* [Directions]: Copy out the entries below in full and exactly.

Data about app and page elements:
- Opening Delimiter -
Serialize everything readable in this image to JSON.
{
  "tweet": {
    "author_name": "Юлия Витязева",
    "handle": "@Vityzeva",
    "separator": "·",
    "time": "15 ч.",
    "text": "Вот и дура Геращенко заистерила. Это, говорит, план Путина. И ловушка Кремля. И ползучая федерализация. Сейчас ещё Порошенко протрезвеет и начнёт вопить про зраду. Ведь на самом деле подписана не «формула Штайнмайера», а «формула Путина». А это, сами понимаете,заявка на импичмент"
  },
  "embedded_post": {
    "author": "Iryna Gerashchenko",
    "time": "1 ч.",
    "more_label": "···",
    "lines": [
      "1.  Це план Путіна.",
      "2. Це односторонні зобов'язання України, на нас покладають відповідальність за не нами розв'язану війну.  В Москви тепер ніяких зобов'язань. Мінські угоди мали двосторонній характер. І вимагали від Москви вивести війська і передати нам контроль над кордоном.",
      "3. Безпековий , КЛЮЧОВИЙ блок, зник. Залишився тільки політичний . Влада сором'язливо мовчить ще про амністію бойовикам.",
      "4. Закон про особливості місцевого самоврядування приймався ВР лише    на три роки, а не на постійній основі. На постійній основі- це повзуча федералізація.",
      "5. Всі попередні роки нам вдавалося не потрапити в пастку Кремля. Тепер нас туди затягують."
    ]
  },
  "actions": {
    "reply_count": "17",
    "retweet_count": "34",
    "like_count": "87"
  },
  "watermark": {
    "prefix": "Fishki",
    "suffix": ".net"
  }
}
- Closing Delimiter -
* [Task solution]:
Serialize everything readable in this image to JSON.
{
  "tweet": {
    "author_name": "Юлия Витязева",
    "handle": "@Vityzeva",
    "separator": "·",
    "time": "15 ч.",
    "text": "Вот и дура Геращенко заистерила. Это, говорит, план Путина. И ловушка Кремля. И ползучая федерализация. Сейчас ещё Порошенко протрезвеет и начнёт вопить про зраду. Ведь на самом деле подписана не «формула Штайнмайера», а «формула Путина». А это, сами понимаете,заявка на импичмент"
  },
  "embedded_post": {
    "author": "Iryna Gerashchenko",
    "time": "1 ч.",
    "more_label": "···",
    "lines": [
      "1.  Це план Путіна.",
      "2. Це односторонні зобов'язання України, на нас покладають відповідальність за не нами розв'язану війну.  В Москви тепер ніяких зобов'язань. Мінські угоди мали двосторонній характер. І вимагали від Москви вивести війська і передати нам контроль над кордоном.",
      "3. Безпековий , КЛЮЧОВИЙ блок, зник. Залишився тільки політичний . Влада сором'язливо мовчить ще про амністію бойовикам.",
      "4. Закон про особливості місцевого самоврядування приймався ВР лише    на три роки, а не на постійній основі. На постійній основі- це повзуча федералізація.",
      "5. Всі попередні роки нам вдавалося не потрапити в пастку Кремля. Тепер нас туди затягують."
    ]
  },
  "actions": {
    "reply_count": "17",
    "retweet_count": "34",
    "like_count": "87"
  },
  "watermark": {
    "prefix": "Fishki",
    "suffix": ".net"
  }
}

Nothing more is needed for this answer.